Consumer prices rose by 0.1 percent on the month in May, the EU statistic agency Eurostat said, putting the annual inflation rate at 1.4 percent compared to 1.2 percent in April.

Inflation in the euro zone's strongest economy, Germany, jumped to 1.6 percent on the year in May from 1.1 percent in April, while France recorded only a small increase and Italy stayed flat at 1.3 percent.

Euro zone inflation has declined markedly over the last few months and is well under the European Central Bank's (ECB) target of close to, but below 2 percent.
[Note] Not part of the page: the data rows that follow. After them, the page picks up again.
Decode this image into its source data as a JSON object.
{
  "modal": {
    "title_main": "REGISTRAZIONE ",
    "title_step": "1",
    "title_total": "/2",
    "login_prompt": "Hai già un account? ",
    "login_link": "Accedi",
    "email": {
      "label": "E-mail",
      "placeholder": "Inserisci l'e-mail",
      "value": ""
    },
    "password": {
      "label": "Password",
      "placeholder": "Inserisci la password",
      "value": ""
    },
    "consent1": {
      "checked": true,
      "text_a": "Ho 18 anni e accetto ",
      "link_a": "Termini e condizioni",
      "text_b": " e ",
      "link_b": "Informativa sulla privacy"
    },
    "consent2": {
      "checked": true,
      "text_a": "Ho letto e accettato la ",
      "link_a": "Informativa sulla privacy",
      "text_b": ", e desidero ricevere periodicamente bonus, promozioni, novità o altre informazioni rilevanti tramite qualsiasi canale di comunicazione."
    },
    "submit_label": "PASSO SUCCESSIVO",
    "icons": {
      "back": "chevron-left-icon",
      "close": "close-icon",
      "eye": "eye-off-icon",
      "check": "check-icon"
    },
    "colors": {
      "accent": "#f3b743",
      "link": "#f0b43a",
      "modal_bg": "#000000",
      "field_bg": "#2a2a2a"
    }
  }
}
The bank said in June it sees inflation risks as broadly balanced.

The ECB left key interest rates unchanged in May, slightly lowered its growth outlook and discussed a raft of other policy options it could take if the euro zone economy does not emerge from recession later this year.

The euro zone's malaise was clearly visible in a 0.5 percent drop in employment first three months of the year, Eurostat data showed, reflecting the unemployment rate that reached a new high in April, with 19.4 million people out of work.

(Reporting by Martin Santa; editing by Rex Merrifield)